Nursing is a unique profession in that we must assist patients with rather intimate things at very private and vulnerable times in their lives. What are the professional boundaries nurses should establish?
One night during the last semester of nursing school, I went with some of my peers to celebrate the completion of an assignment. We went out dancing at a country place (not my usual style- I was in penny loafers) and we were having a great time.
One guy looked very familiar to me and he kept hanging around us, asking to dance and chatting. I mentally sorted through my whole life history trying to place this guy. School? No. College? No. Church? No. I simply couldn’t do it. But I knew I had seen him somewhere! He gave me his number at the end of the night.
Just as I was falling asleep, I remembered where I had met him. He was one of the patients on the inpatient psych unit during my clinical rotation there. Needless to say, I was rattled, and when I mentioned the story at our next post conference, it became quite the topic of discussion.
Some of the students thought it would be ok to call him because he wasn’t a patient any more. Others thought it was totally off limits. The professor indicated, among other things, that he could potentially be a patient in the future if his problem was one that could recur.
“Boundaries are mutually understood, unspoken physical and emotional limits of the relationship between the patient and the nurse.”
Establishing boundaries can sometimes feel like walking a tightrope. Our job, by its very nature, is emotionally and physically intimate. Whether assisting a family when welcoming their new baby into their arms, or holding the hand of a person dying all alone, it cannot be denied that there is a deep level of interaction not often found in other professions.
So how do you draw the line between professional and unprofessional?
Some margins are very clear cut and easy to recognize (a patient trying to get personal information about a nurse, sexual intercourse with a patient) but some are less clear (sharing stories, crying with patients).
The best way to recognize when you have crossed the professional boundary is when you find that you are putting your needs before your patient’s. Crying with a patient is not out of bounds. Crying with a patient because you just poured out a sordid story about your divorce- that is is out of bounds.

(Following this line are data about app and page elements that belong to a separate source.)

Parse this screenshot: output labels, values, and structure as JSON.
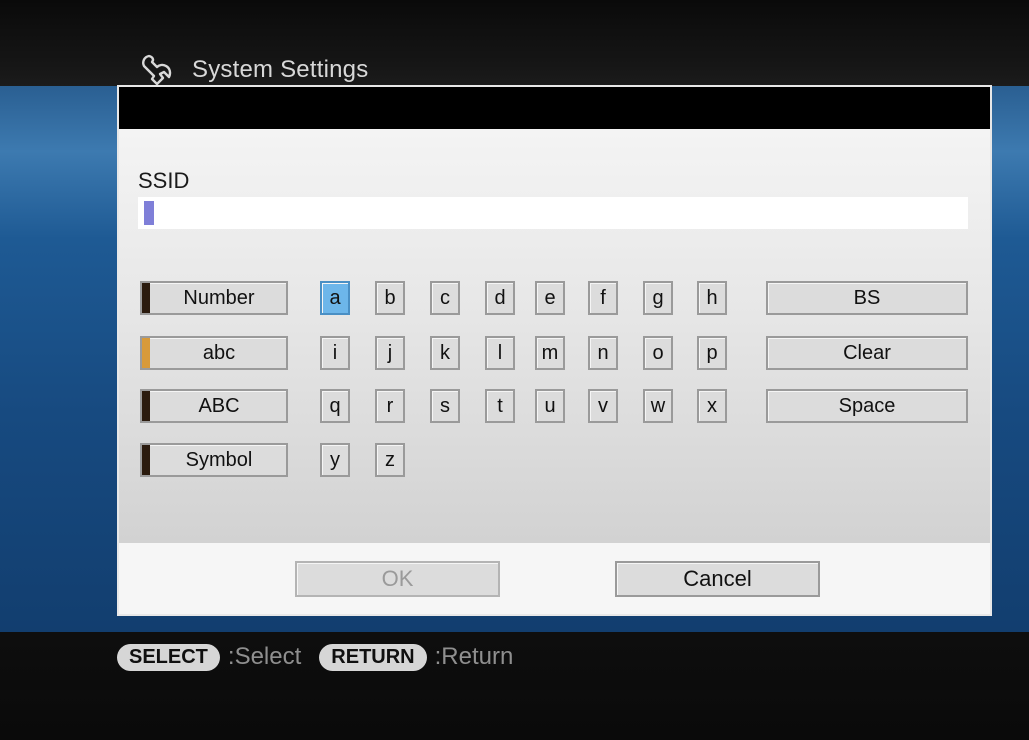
{
  "header": {
    "title": "System Settings",
    "icon": "wrench-icon"
  },
  "ssid": {
    "label": "SSID",
    "value": ""
  },
  "keyboard": {
    "modes": [
      {
        "label": "Number",
        "active": false
      },
      {
        "label": "abc",
        "active": true
      },
      {
        "label": "ABC",
        "active": false
      },
      {
        "label": "Symbol",
        "active": false
      }
    ],
    "rows": [
      [
        "a",
        "b",
        "c",
        "d",
        "e",
        "f",
        "g",
        "h"
      ],
      [
        "i",
        "j",
        "k",
        "l",
        "m",
        "n",
        "o",
        "p"
      ],
      [
        "q",
        "r",
        "s",
        "t",
        "u",
        "v",
        "w",
        "x"
      ],
      [
        "y",
        "z"
      ]
    ],
    "selected_key": "a",
    "actions": [
      "BS",
      "Clear",
      "Space"
    ]
  },
  "footer": {
    "ok_label": "OK",
    "cancel_label": "Cancel"
  },
  "hints": [
    {
      "button": "SELECT",
      "text": ":Select"
    },
    {
      "button": "RETURN",
      "text": ":Return"
    }
  ],
  "colors": {
    "selected_key": "#6db6ea",
    "active_mode_bar": "#d89a3a",
    "cursor": "#7f7fd8"
  }
}
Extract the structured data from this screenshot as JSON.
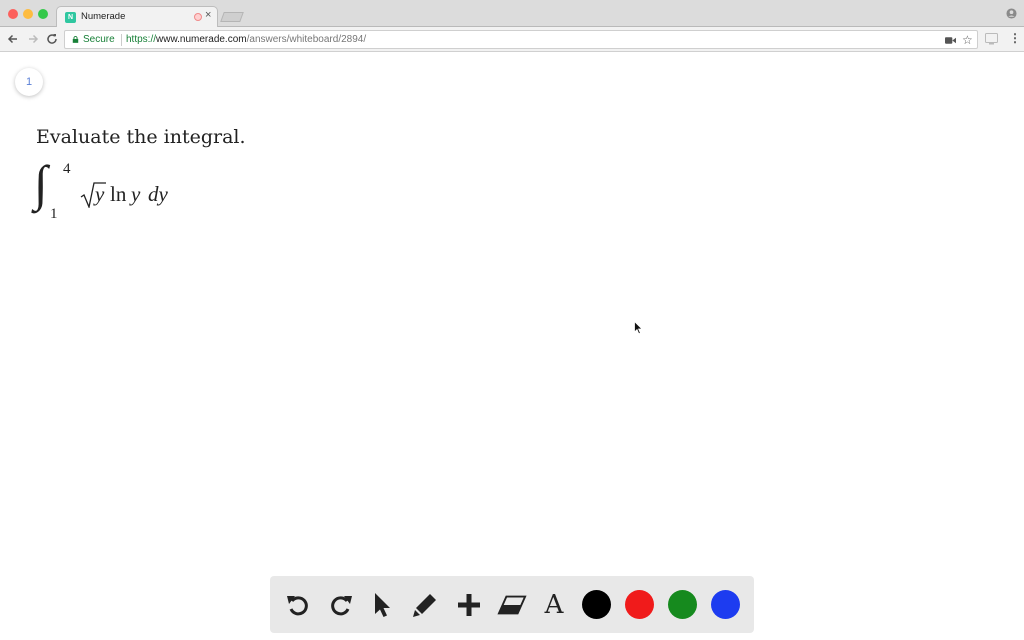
{
  "browser": {
    "tab_title": "Numerade",
    "favicon_letter": "N",
    "address": {
      "secure_label": "Secure",
      "scheme": "https://",
      "host": "www.numerade.com",
      "path": "/answers/whiteboard/2894/"
    },
    "icons": [
      "back-icon",
      "forward-icon",
      "reload-icon",
      "lock-icon",
      "camera-icon",
      "star-icon",
      "cast-icon",
      "menu-icon",
      "profile-icon"
    ]
  },
  "whiteboard": {
    "page_number": "1",
    "question": "Evaluate the integral.",
    "integral": {
      "sign": "∫",
      "upper_limit": "4",
      "lower_limit": "1",
      "radicand": "y",
      "function": "ln",
      "variable": "y",
      "differential": "dy"
    }
  },
  "drawing_toolbar": {
    "tools": [
      "undo-icon",
      "redo-icon",
      "select-icon",
      "pen-icon",
      "add-icon",
      "eraser-icon",
      "text-icon"
    ],
    "text_tool_label": "A",
    "colors": [
      {
        "name": "black",
        "hex": "#000000"
      },
      {
        "name": "red",
        "hex": "#f01b1b"
      },
      {
        "name": "green",
        "hex": "#168a1e"
      },
      {
        "name": "blue",
        "hex": "#1d3cf0"
      }
    ]
  }
}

Your ability to care for each patient in your charge also matters.
If you are feeling emotionally tied to a particular patient, how will you manage to remain professional and courteous with the other five that are assigned to you during your shift? Nurses must be able to provide comfort, and yet disconnect enough to be able to switch into another gear that meets the other patients’ needs.
The nurse sets the boundary, not the patient.
If the patient is crossing a line, it’s up to you to keep your toes on the professional side of it. If you have already crossed that line, learn from it and if necessary, reset the boundary between you and that patient to a professional and therapeutic relationship.